Family Friendly?: Click here for more info
It seems like you can’t make a horror game these days if it’s not got a girl’s name as the title. With this in mind I ventured into Catherine (that sounds wrong already) in the hope that it would be a darn sight better than Amy. Okay, I can see this is going to go a little Frankie Howerd with all the double-entendre, so I’ll leave it to you to add an “Ooo Matron” where appropriate. If you’re not familiar with Carry On films then just ignore the innuendo entirely. It’s a British thing.
Catherine is the story of a man in his thirties whose girlfriend of many years, Katherine, is hinting at marriage. Coincidentally Vincent meets a girl, Catherine, who seems like his ideal woman, at his local bar. Along with some mysterious events, he finds himself entangled in a romantic situation he never intended to fall into. It is at this point that Vincent is struck by nightmares where he must climb, move blocks, and climb some more to escape from the void below. That’s pretty much the crux of the gameplay, the nightmares hold most of the horror and the puzzle part of this game. The romance belongs in the “real” world, where you guide Vincent through conversations with his friends and locals at the bar.
So when this game was being teased I thought “Wow, a romantic horror game, that’s pretty new”, but in truth Catherine is a puzzle game with some story on the side. That’s great if you enjoy puzzle games, but if, like me, you like Tetris but that’s about it, then Catherine is in danger of being a huge disappointment (now would be the time for some Frankie Howerd). The game is essentially a block moving climbing puzzle with a whole bunch of cutscenes in between. Every now and then you get the opportunity to engage in conversations with people, but the punishment for staying up late talking is that you get in more trouble with Katherine. So if, like me, you want to be a good guy and also enjoy the story side of the game then bad luck.
It is perhaps unfortunate that we enter Vincent’s life at the tumultuous time we do. We don’t get to see any sort of relationship between him and Katherine, so there’s no incentive for the player to be faithful other than guilt, and Catherine seems like such a headcase that there’s no appeal there either. Through the game’s morality system of conversing with friends and answering moral dilemmas in your dreams you can guide Vincent to Katherine or Catherine. But if I were Vincent I’d choose the local barlady: Erica. She seems much cooler and more of a genuine human rather than the two robots: void of emotion Katherine, and sex-obsessed Catherine. Additionally Vincent is incredibly frustrating to play as. Firstly the controls in the puzzle stages will have you pressing the (thankfully included) “undo” button as if doing so released chocolate from the screen, and Vincent’s inability to just say things is incredibly infuriating. I suppose that’s the point of him though, so well done there.
There’s plenty the game does brilliantly: you can’t find fault in the voice acting. The art in the game is great: the switch from animé to 3D and keeping the same style is no mean feat.
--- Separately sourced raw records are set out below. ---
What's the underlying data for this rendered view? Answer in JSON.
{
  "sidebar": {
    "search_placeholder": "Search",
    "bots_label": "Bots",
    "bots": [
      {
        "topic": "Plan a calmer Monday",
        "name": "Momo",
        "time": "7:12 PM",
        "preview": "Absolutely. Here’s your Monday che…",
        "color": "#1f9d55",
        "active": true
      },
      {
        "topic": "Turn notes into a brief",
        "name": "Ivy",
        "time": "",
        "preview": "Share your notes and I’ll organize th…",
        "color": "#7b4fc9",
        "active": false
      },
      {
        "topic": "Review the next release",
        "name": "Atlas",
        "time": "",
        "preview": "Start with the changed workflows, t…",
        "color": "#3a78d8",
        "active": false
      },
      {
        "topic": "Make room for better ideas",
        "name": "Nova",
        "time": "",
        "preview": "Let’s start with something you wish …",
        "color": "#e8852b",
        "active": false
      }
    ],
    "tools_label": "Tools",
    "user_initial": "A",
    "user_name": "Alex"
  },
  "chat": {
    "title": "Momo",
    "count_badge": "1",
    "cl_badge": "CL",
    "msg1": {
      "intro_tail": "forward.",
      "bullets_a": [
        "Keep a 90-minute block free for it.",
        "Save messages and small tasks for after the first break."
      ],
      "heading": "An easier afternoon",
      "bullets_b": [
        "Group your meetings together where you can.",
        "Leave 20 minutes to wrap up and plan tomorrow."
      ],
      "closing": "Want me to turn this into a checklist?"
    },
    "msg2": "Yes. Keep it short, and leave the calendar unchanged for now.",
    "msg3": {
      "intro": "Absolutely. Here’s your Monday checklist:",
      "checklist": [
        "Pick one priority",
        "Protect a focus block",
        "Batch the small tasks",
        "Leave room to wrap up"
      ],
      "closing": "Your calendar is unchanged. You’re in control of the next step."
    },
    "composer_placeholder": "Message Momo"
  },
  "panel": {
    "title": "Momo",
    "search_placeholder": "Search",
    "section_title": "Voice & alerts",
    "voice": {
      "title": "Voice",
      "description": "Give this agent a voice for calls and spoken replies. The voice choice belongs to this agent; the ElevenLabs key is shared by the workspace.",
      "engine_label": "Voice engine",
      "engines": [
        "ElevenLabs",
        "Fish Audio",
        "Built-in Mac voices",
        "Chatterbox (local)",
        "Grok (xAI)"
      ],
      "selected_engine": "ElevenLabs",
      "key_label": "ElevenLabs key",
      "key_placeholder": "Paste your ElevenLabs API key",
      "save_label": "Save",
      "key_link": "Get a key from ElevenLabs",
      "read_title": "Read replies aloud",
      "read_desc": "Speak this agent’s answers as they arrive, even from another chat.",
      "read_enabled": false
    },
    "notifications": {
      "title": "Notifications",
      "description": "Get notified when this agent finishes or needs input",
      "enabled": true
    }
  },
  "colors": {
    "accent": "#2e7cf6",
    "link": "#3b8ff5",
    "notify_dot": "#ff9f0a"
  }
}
The music’s pretty good if you like Holst and Handel on endless repeat. And the story is good, albeit it does suffer from Fahrenheit Sydrome near the end (for North Americans that’s Indigo Prophecy Syndrome) in that it goes completely mental. But I can forgive that because it hints at its own insanity throughout. The trouble is that I like the story, I like the pretence that it’s all an interactive TV show complete with the broadcast channel’s watermark in the top left hand corner, I like the feeling that what I do has a detailed effect on Vincent’s actions (not just good or evil), but I don’t like the puzzle gameplay. But I must admit, if you like to do Sudoku in your spare time this is a revolution in your genre. If you like the idea of a romantic horror game focused on morality, and puzzles aren’t necessarily your thing, then Catherine is going to frustrate the hell out of you.
- Top quality art
- Morality system is on a scale, not just good or evil
- Pretty engaging story and very likeable, well acted, secondary characters
- Puzzles have a slightly sporadic difficulty curve
- Can feel like you’re watching rather than playing
- Primary characters are difficult to relate to
PEGI 18. On my playthrough I didn’t encounter anything too racy, there’s plenty of innuendo, but thankfully it’s not a sexually explicit game.